··· Record set ···

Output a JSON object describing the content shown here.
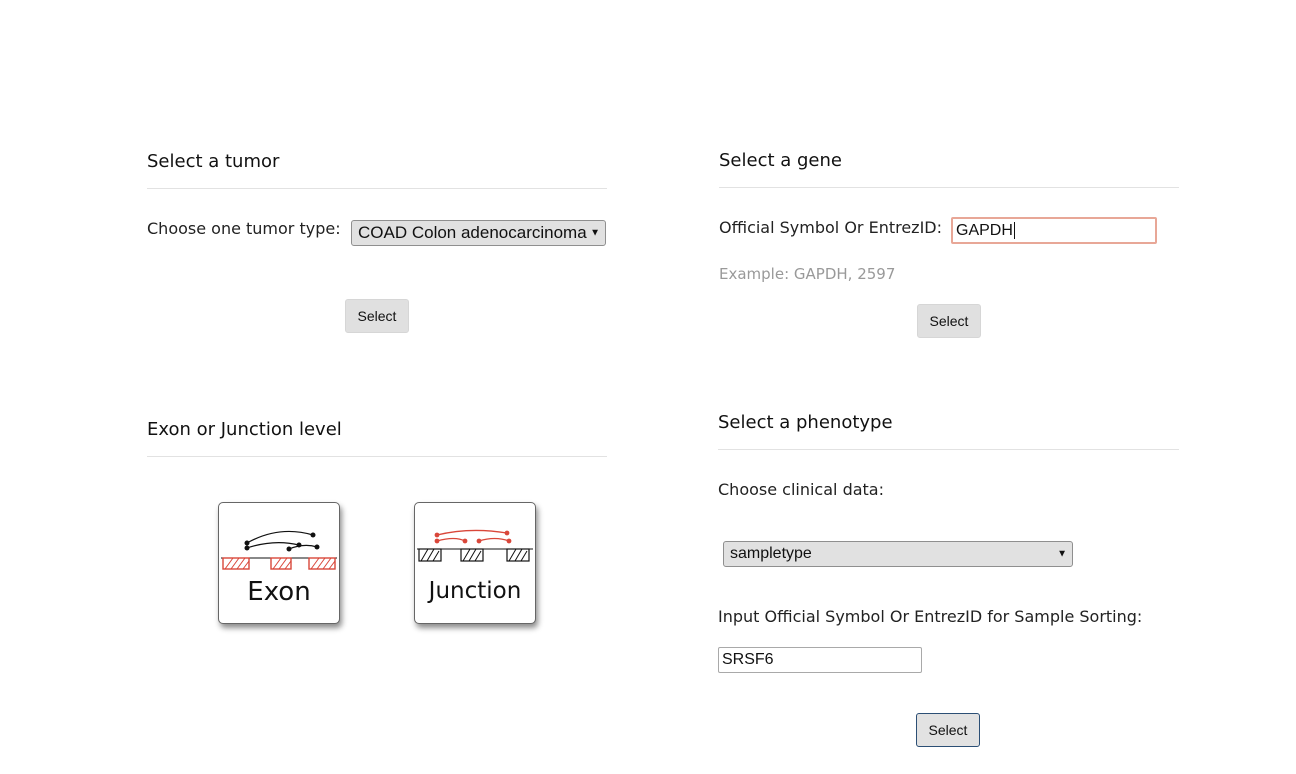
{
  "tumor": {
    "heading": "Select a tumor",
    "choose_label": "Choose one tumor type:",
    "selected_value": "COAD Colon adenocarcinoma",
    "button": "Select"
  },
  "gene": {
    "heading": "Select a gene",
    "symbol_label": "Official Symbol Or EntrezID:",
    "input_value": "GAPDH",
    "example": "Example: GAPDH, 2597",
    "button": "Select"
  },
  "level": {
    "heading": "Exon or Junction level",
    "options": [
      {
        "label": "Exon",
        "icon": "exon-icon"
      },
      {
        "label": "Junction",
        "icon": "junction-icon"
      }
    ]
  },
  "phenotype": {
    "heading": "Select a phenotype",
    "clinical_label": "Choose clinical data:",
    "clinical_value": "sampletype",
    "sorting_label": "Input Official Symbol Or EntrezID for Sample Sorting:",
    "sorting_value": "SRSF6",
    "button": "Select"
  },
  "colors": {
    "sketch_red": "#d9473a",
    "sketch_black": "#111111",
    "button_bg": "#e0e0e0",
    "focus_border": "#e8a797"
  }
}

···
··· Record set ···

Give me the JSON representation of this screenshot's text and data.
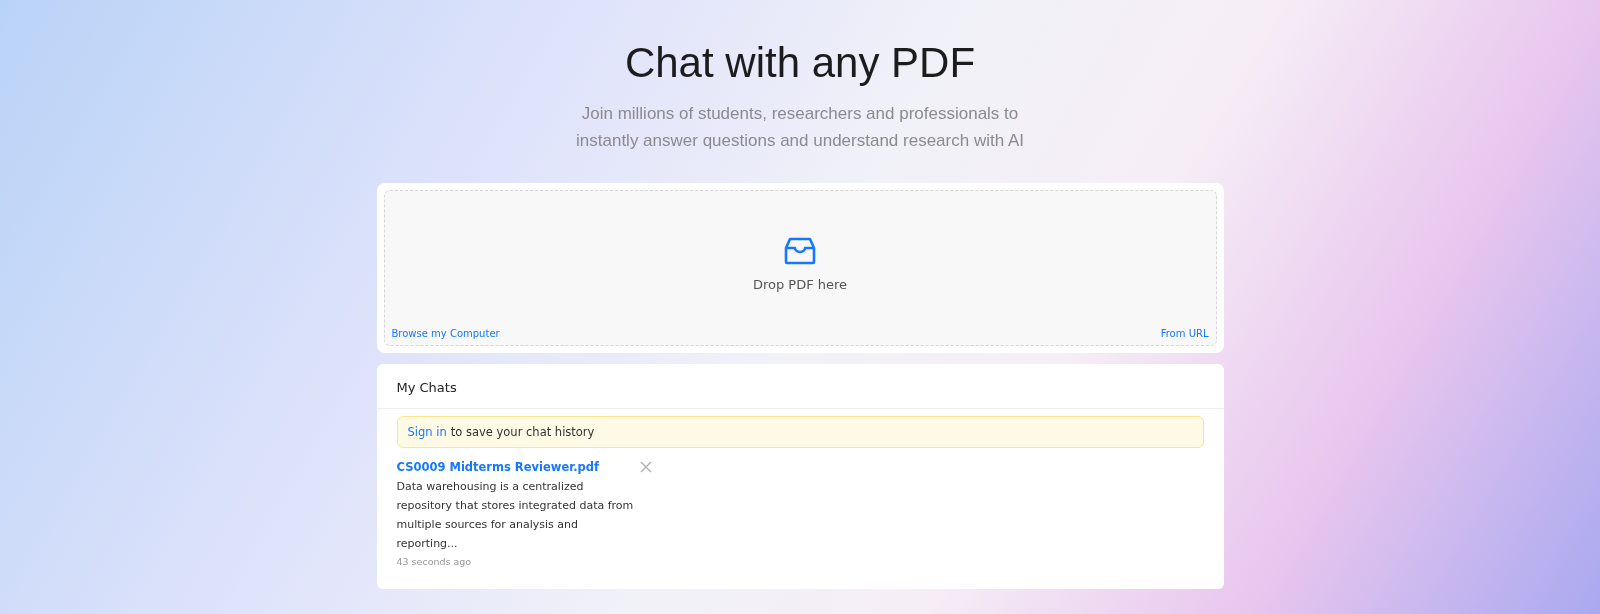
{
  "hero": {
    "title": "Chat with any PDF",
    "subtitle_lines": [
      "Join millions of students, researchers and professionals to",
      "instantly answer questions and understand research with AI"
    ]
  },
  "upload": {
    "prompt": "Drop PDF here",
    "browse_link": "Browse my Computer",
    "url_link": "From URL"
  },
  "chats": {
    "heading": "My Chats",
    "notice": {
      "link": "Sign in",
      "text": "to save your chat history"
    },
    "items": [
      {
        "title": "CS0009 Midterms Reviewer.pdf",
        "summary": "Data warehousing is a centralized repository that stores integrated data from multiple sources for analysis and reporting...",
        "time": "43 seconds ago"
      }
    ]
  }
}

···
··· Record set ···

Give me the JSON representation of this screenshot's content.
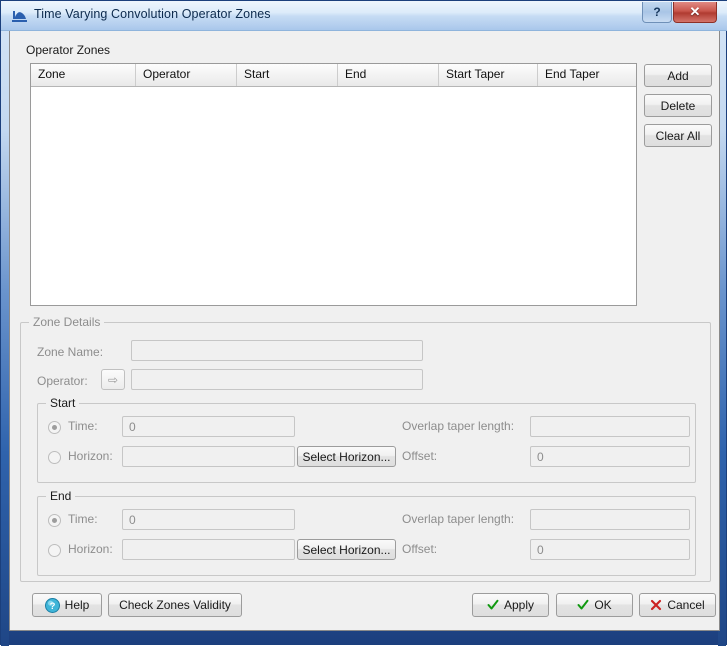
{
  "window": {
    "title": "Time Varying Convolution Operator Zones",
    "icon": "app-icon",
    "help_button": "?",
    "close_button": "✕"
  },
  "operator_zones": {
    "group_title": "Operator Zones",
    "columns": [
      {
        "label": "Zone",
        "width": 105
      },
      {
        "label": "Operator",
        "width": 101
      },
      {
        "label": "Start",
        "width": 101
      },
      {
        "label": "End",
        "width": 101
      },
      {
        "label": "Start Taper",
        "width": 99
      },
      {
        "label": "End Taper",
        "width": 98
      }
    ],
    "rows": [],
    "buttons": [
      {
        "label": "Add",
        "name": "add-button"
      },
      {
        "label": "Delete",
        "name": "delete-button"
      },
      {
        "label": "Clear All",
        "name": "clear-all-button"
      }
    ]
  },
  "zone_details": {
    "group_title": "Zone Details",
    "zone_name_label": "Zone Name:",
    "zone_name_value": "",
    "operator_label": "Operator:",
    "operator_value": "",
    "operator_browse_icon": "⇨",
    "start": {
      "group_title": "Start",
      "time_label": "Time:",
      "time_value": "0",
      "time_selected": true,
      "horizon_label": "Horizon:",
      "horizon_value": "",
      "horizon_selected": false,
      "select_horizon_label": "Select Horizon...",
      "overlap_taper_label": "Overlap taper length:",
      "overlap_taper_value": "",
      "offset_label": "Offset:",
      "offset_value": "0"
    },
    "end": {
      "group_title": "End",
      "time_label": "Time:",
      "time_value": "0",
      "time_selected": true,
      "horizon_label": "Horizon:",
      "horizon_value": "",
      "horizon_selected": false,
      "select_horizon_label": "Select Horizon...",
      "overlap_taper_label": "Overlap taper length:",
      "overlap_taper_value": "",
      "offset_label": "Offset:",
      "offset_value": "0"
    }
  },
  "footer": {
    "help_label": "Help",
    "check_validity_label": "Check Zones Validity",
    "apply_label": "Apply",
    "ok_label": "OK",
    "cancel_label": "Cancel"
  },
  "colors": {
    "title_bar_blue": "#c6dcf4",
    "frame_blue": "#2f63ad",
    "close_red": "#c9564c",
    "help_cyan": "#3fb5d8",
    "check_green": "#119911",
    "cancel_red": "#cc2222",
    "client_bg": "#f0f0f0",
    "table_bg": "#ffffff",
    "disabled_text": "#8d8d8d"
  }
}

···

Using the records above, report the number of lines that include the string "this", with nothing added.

2